= Description of the task =
If "sdlproj" shows up in a line of the material, return that line.

= Information shown =
------------------------------------------------------------------------

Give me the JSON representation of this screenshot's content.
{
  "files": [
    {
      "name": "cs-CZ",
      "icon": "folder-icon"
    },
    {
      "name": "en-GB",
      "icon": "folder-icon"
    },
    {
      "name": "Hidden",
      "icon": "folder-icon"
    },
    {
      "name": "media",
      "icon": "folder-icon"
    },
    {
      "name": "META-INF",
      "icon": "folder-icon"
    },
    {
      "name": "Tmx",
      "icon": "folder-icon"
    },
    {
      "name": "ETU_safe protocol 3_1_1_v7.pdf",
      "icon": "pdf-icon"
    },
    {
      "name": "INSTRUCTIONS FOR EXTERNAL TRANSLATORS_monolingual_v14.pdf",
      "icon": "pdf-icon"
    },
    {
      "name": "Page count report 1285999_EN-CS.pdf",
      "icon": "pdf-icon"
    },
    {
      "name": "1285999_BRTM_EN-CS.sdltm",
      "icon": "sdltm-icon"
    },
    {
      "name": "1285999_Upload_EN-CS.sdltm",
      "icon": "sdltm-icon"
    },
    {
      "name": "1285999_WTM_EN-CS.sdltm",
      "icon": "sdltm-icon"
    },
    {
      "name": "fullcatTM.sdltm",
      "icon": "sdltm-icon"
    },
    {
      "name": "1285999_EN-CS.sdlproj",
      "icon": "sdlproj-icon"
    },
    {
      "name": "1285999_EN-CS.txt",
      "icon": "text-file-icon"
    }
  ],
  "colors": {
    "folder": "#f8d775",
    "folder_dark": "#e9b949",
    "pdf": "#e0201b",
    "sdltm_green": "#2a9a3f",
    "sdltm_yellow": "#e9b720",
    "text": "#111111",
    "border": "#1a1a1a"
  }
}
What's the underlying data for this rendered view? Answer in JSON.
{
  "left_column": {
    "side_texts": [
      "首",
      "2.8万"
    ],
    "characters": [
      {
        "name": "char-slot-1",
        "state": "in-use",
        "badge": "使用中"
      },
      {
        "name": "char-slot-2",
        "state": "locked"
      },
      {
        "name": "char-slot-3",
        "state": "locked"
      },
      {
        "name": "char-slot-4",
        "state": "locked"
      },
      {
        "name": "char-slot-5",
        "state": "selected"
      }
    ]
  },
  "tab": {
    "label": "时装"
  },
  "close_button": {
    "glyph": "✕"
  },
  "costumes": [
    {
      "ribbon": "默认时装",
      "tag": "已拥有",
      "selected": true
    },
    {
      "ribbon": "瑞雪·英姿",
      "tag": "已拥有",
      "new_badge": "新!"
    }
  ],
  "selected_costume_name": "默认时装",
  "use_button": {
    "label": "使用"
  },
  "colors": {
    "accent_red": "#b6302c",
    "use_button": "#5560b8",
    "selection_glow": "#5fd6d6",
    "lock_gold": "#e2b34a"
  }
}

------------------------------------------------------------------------

= Answer to this problem =
      "name": "1285999_EN-CS.sdlproj",
      "icon": "sdlproj-icon"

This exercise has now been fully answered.